They were temporarily isolated after the rapid tests that they took along with other 300 merchants on Saturday (July 25) showed the reactive results, Head of Surabaya's Public Order Agency (Satpol PP) Eddy Christijanto told local journalists on Sunday.
The Surabaya city administration has intensified its COVID-19 testing program to halt the spread of novel coronavirus disease by facilitating local residents, including merchants at the city's traditional markets, to take rapid and swab tests, he said.
The similar testing program had earlier been conducted at the Keputran Utara and Keputran Selatan Markets, he said, adding that the rapid and swab tests would likely be held at all traditional markets around the city.
The Surabaya city government involves medical workers, Satpol PP personnel as well as those from the law enforcement agencies to make the COVID-19 testing program successful because not all of the merchants are willing to take the tests, he said.
Those attempting to get rid of the rapid and swab tests at the Pabean and Panggung Street Markets could not do anything after all access roads had been closed by the city police and military apparatuses, he said.
"They are allowed to leave the COVID-19 testing area only if they have got legal notices confirming that they have taken rapid tests with non-reactive results," he said.
The Surabaya city government has been attempting to flatten the COVID-19 curve by implementing the preventive measures mandated by the government's health protocols.
In breaking the chain of COVID-19 in the city, Surabaya Mayor Tri Rismaharini had even led an intensified public awareness campaign on the importance of consistently wearing face masks and implementing other preventive measures.
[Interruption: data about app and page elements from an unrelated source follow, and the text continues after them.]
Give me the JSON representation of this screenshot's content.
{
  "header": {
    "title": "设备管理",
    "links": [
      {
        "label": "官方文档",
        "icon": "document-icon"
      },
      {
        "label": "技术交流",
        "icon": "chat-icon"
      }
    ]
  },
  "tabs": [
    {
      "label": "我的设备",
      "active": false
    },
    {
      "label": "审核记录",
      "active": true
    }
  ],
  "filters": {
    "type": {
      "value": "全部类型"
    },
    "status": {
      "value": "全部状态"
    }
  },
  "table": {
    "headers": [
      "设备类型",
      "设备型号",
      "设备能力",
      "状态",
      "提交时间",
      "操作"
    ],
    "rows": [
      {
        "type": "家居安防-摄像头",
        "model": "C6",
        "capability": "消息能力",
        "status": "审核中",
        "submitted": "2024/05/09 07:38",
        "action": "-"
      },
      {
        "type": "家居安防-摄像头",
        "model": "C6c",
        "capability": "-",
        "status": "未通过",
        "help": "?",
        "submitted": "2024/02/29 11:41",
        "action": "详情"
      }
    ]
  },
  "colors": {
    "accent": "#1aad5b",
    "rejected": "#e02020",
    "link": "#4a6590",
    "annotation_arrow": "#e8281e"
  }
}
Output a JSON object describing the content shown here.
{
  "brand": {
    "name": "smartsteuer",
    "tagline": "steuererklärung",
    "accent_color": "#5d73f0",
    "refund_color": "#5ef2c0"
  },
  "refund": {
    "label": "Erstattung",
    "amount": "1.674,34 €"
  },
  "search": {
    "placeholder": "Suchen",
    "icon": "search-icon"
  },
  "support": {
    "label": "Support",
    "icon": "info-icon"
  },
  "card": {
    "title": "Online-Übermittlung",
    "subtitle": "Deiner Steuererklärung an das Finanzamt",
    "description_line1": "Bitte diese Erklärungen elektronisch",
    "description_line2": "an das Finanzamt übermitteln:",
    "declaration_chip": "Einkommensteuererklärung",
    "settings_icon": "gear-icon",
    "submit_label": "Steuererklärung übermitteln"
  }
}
On July 12, for instance, along with several officials from Surabaya's regional apparatus organization (OPD) and those from the city police and Satpol PP, Rismaharini made her impromptu visit to several markets and neighborhoods around the city.
She rode a motorcycle during her impromptu visit to such places as Pakis, Krempyeng Putat Jaya, Mbok Abang, Ghanok, Soponyono, and Paing markets as well as the neighborhood areas of Banyu Urip Kidul, Simo Gunung Kramat Timur, and Simo Kwagean Kuburan.
During her visit to the places, including small villages, around this capital city of East Java Province, Rismaharini appealed to local residents to keep wearing face masks and maintaining physical distancing measure while venturing outdoors.
When seeing adults and kids who did not wear face masks, she asked her assistants to distribute the face masks to them.
"I appeal to all residents of Surabaya to respect the COVID-19 protocols through this public awareness campaign," she said.
Coronavirus infections initially surfaced in the Chinese city of Wuhan at the end of 2019.
Since then, COVID-19 has spread to over 215 countries and territories, including 34 provinces of Indonesia, with a massive spurt in death toll.
The Indonesian government officially confirmed the country's first cases on March 2 this year. Surabaya has become one of Indonesia's cities with relatively high COVID-19 cases.